Your task => Go through the data below and count every line that has the word "JIOJIO". Return only the count.

------------------------------------------------------------

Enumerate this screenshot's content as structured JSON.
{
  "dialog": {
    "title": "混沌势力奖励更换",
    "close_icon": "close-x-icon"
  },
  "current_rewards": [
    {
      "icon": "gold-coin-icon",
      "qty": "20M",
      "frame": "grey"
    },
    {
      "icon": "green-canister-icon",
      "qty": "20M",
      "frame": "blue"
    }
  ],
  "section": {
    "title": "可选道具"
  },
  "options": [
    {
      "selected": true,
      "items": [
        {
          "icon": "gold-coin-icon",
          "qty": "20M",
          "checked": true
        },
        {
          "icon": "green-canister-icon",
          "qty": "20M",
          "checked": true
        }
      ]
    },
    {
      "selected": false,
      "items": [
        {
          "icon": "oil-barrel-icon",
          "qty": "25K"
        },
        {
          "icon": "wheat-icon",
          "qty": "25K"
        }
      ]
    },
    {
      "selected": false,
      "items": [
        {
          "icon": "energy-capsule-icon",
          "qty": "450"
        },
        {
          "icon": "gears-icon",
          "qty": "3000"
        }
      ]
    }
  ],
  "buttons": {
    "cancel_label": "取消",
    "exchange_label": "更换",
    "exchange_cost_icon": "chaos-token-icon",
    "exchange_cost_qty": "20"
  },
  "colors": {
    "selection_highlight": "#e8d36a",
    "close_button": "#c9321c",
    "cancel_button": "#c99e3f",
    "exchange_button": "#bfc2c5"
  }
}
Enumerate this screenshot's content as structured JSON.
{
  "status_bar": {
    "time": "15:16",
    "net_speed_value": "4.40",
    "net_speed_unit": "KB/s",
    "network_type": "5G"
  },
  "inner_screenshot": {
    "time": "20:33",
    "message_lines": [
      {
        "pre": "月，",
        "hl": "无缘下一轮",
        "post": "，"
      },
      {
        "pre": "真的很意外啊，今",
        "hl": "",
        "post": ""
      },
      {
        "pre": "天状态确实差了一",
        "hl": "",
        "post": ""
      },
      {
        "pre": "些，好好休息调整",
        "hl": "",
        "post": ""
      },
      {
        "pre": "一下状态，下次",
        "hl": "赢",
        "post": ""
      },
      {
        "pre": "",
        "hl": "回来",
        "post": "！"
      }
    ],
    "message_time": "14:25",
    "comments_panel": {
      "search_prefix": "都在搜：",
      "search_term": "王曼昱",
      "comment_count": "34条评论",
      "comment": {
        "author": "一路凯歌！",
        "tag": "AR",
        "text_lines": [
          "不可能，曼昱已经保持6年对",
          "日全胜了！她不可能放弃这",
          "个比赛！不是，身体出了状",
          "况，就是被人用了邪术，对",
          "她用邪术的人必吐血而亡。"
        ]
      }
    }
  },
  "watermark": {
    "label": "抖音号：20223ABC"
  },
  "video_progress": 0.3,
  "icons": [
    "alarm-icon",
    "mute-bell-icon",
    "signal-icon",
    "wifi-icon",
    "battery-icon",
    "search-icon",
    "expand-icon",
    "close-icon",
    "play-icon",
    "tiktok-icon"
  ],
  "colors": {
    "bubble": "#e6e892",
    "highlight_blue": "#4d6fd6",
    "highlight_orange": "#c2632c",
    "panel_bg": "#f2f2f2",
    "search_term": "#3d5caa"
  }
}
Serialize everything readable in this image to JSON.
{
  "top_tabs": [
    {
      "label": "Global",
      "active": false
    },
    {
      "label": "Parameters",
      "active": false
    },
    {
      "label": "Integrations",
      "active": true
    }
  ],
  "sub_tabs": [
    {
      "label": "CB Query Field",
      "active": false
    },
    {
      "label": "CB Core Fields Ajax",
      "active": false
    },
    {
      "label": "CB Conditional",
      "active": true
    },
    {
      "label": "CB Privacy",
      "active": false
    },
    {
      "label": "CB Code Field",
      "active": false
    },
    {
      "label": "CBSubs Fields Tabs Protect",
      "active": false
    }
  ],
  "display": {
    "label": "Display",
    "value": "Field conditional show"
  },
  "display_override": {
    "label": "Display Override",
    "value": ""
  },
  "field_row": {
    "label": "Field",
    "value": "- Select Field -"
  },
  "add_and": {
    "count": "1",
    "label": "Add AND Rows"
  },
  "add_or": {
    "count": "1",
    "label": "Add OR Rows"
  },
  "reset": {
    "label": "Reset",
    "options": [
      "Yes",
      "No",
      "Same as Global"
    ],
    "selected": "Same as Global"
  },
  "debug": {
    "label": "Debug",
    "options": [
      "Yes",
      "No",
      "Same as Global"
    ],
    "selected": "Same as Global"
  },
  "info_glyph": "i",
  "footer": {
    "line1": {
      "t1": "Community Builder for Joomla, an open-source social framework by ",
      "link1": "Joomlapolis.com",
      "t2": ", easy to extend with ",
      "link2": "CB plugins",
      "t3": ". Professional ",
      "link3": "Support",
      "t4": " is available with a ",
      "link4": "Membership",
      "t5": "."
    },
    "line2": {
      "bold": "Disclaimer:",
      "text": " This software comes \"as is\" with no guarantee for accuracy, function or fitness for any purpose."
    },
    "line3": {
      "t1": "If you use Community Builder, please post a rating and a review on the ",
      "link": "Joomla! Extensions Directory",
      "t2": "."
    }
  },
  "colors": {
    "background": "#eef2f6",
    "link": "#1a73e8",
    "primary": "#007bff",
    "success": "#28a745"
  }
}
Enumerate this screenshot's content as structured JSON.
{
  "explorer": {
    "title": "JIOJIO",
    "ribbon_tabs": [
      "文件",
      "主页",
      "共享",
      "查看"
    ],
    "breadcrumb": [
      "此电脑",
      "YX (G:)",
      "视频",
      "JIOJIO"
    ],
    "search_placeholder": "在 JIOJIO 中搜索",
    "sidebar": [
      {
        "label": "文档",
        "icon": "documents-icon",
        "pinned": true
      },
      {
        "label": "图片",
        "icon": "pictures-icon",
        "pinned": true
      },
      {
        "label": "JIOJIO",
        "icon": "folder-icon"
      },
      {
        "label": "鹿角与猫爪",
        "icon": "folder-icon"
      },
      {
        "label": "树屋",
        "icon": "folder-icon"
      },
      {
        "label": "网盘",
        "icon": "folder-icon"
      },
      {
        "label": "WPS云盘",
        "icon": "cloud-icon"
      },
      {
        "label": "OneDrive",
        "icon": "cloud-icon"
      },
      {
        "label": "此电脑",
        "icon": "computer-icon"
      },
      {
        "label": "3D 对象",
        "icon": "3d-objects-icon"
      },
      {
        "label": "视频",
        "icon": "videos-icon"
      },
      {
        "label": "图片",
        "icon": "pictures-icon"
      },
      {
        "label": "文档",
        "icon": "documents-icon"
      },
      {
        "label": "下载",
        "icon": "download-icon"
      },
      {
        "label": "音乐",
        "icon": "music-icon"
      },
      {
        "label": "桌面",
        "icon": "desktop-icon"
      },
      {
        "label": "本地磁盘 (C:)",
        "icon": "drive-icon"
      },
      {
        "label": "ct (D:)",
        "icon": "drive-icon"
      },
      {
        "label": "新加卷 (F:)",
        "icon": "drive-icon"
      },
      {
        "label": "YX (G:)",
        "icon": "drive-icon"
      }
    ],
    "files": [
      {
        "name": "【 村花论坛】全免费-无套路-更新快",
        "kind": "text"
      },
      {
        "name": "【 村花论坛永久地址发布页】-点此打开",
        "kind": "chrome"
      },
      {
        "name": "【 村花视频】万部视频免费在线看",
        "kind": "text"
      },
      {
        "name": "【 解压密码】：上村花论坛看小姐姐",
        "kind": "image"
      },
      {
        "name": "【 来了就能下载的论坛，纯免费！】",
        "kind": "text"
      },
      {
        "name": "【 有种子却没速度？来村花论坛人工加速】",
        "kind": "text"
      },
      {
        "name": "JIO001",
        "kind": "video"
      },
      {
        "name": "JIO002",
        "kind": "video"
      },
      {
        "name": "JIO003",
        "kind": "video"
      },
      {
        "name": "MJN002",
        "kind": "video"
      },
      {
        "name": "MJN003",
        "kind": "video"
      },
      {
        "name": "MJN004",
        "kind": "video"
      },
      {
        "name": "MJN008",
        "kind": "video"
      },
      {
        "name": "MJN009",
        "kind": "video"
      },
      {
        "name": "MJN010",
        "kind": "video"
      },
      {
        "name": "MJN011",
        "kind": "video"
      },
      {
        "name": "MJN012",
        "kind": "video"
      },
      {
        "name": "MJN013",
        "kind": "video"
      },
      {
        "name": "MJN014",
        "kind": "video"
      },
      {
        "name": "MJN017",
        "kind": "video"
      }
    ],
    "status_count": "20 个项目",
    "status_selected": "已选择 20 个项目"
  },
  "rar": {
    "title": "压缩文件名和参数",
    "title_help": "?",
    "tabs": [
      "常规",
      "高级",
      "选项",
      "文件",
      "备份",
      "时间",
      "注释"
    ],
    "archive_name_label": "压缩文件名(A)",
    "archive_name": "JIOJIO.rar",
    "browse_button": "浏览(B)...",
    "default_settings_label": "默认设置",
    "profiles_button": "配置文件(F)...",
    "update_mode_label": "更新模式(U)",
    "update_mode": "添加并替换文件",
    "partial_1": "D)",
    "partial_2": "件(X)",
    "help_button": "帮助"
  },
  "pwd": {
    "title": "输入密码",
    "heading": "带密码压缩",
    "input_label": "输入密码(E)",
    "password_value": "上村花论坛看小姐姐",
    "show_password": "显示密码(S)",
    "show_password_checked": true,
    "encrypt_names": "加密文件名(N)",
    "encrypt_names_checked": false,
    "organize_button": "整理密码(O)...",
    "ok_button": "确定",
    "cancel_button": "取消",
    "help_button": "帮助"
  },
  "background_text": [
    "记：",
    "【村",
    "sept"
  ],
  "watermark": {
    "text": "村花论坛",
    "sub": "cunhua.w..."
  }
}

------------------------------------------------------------

Solution => 5